Big bucks needs to be thrown around to protect vulnerable road users. Some tough decisions need to be made on how we want our cities to look in 20 years time. And the race tracks that are our rural roads need to be changed, too. Naturally, it will be far easier for MPs to lobby for things like helmet compulsion for cyclists rather than place draconian restrictions on the “freedoms” enjoyed – and exploited – by Mondeo-man.
And we’ve been here before. In the mid-1990s both Labour and the Conservatives seemed to be fighting over who could be the most cycle-friendly. But bugger all got done. All the promises, all the pledges, they all got broken. Beware politicians who promise they’ll make conditions in this country better for cyclists. I’d love to be proved wrong, but I can’t see anything being put in place any time soon that would make a genuine difference.
Soon The Times will tire of the cyclesafe campaign and move on to something else. In the meantime, many people will have been scared off their bikes. Now, thundering trucks passing within inches also scares people off bikes, but will UK politicians take a long-term view on the transport problems we face and do what really needs to be done and that’s restrict motorised traffic?

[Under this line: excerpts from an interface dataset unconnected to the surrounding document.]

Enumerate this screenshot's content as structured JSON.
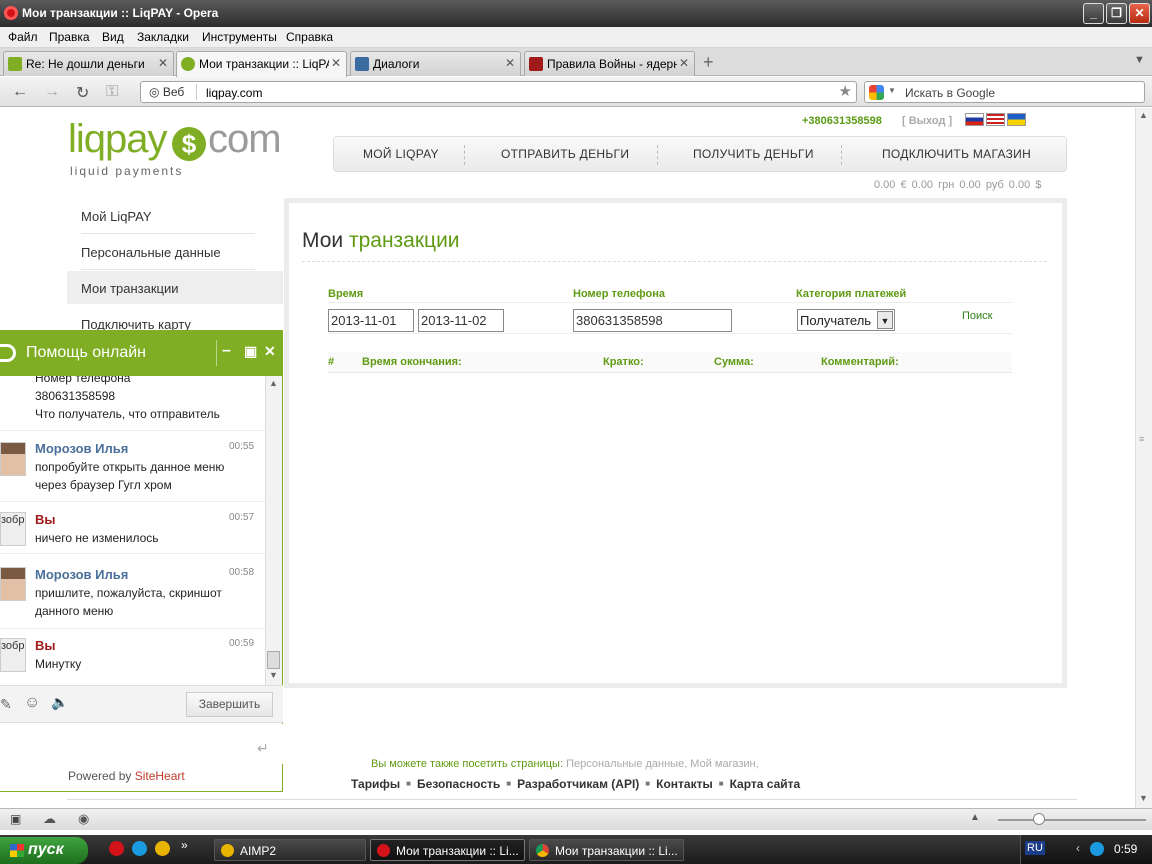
{
  "window": {
    "title": "Мои транзакции :: LiqPAY - Opera"
  },
  "menu": [
    "Файл",
    "Правка",
    "Вид",
    "Закладки",
    "Инструменты",
    "Справка"
  ],
  "tabs": [
    {
      "label": "Re: Не дошли деньги",
      "icon_color": "#7fae24"
    },
    {
      "label": "Мои транзакции :: LiqPAY",
      "icon_color": "#7fae24"
    },
    {
      "label": "Диалоги",
      "icon_color": "#3b6aa0"
    },
    {
      "label": "Правила Войны - ядерн...",
      "icon_color": "#a01a1a"
    }
  ],
  "address": {
    "web_label": "Веб",
    "url": "liqpay.com"
  },
  "search": {
    "placeholder": "Искать в Google"
  },
  "header": {
    "logo_left": "liqpay",
    "logo_coin": "$",
    "logo_right": "com",
    "logo_sub": "liquid payments",
    "phone": "+380631358598",
    "logout": "[ Выход ]",
    "nav": [
      "МОЙ LIQPAY",
      "ОТПРАВИТЬ ДЕНЬГИ",
      "ПОЛУЧИТЬ ДЕНЬГИ",
      "ПОДКЛЮЧИТЬ МАГАЗИН"
    ],
    "balance": "0.00 €   0.00 грн   0.00 руб   0.00 $"
  },
  "sidebar": [
    "Мой LiqPAY",
    "Персональные данные",
    "Мои транзакции",
    "Подключить карту"
  ],
  "content": {
    "title_a": "Мои",
    "title_b": "транзакции",
    "filters": {
      "time_label": "Время",
      "date_from": "2013-11-01",
      "date_to": "2013-11-02",
      "phone_label": "Номер телефона",
      "phone_value": "380631358598",
      "category_label": "Категория платежей",
      "category_value": "Получатель",
      "search_link": "Поиск"
    },
    "columns": [
      "#",
      "Время окончания:",
      "Кратко:",
      "Сумма:",
      "Комментарий:"
    ]
  },
  "footer": {
    "also": "Вы можете также посетить страницы:",
    "links_gray": "Персональные данные, Мой магазин,",
    "links": [
      "Тарифы",
      "Безопасность",
      "Разработчикам (API)",
      "Контакты",
      "Карта сайта"
    ]
  },
  "chat": {
    "title": "Помощь онлайн",
    "messages": [
      {
        "author": "",
        "time": "",
        "lines": [
          "Номер телефона",
          "380631358598",
          "Что получатель, что отправитель"
        ]
      },
      {
        "author": "Морозов Илья",
        "time": "00:55",
        "lines": [
          "попробуйте открыть данное меню",
          "через браузер Гугл хром"
        ]
      },
      {
        "author": "Вы",
        "time": "00:57",
        "lines": [
          "ничего не изменилось"
        ]
      },
      {
        "author": "Морозов Илья",
        "time": "00:58",
        "lines": [
          "пришлите, пожалуйста, скриншот",
          "данного меню"
        ]
      },
      {
        "author": "Вы",
        "time": "00:59",
        "lines": [
          "Минутку"
        ]
      }
    ],
    "end_button": "Завершить",
    "powered_prefix": "Powered by ",
    "powered_site": "SiteHeart",
    "avatar_you_text": "зобр"
  },
  "taskbar": {
    "start": "пуск",
    "items": [
      "AIMP2",
      "Мои транзакции :: Li...",
      "Мои транзакции :: Li..."
    ],
    "lang": "RU",
    "clock": "0:59"
  }
}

If cycle tracks are built (and built to standard) will space be taken from cars and trucks or taken from pedestrians? At the moment, it’s the latter but for any real progress to be made it needs to be the former.
As Andrew Davis asks “Why aren’t the centre of towns designed for people first? Why do we, in this country, aspire to so little?”
He continues: “We have got so used to living in places made dangerous by speeding cars and out-of-control trucks – and we just accept it. It doesn’t have to be this way. Our towns and cities can be made fit for pedestrians, cyclists, children and the infirm rather than trucks and cars.
“We have the money. We need the imagination. We need the will.”
And here’s the rub: when it comes to cyclists and pedestrians – and anybody else not in a car or truck – we don’t have the money, we don’t have the imagination and we certainly don’t have the will.
Some have suggested that the cyclesafe campaign by The Times could be the UK equivalent of ‘Stop the Child Murder’, the 1970s campaign in the Netherlands that helped make a cycle and pedestrian friendly country even more cycle and pedestrian friendly.
Maybe. But the British love affair with their cars (and the trucks that aimlessly circle ring roads, calling in at supermarkets when product shortages are flagged by computers) runs incredibly deep and it would take politicians with balls of steel to go against the wishes of the motorised majority. And by dangerising cycling – and walking – we run the risk of making more people take to cars.
Most of the coverage in today’s edition of The Times will do little to encourage cycling. It will do the exact opposite. The Times wants to protect cyclists by highlighting the dangers, and forcing legislators to “do something”, but that “something” will likely not be a joined-up network of protected cycle lanes on every stretch of busy road in the UK. I wish that it was but I shan’t be holding my breath – I’ve been to far too many ‘cycle strategy’ meetings with politicians.
Nevertheless, like Andrew Davis, I welcome the debate and genuinely hope something positive comes out of it.
Rooting through some back issues of Cycle Industry (the mag I used to own and edit before BikeBiz) the other day I came across a couple of issues from May and July 1996, the last time we had politicians saying they were going to do lots of exciting stuff for cyclists.
As I said in the editorial at the time (‘Cycling needs cash not soundbites’), if no cash was forthcoming to back up the fine words it was all just hot air.
If The Times can get politicians to agree to spending big chunks of cash on cyclists and on pedestrians, and less on infrastructure for cars and trucks, I’ll happily eat all of the cynical words above.
For now, read the words on the mag scans below (click to make bigger), and weep.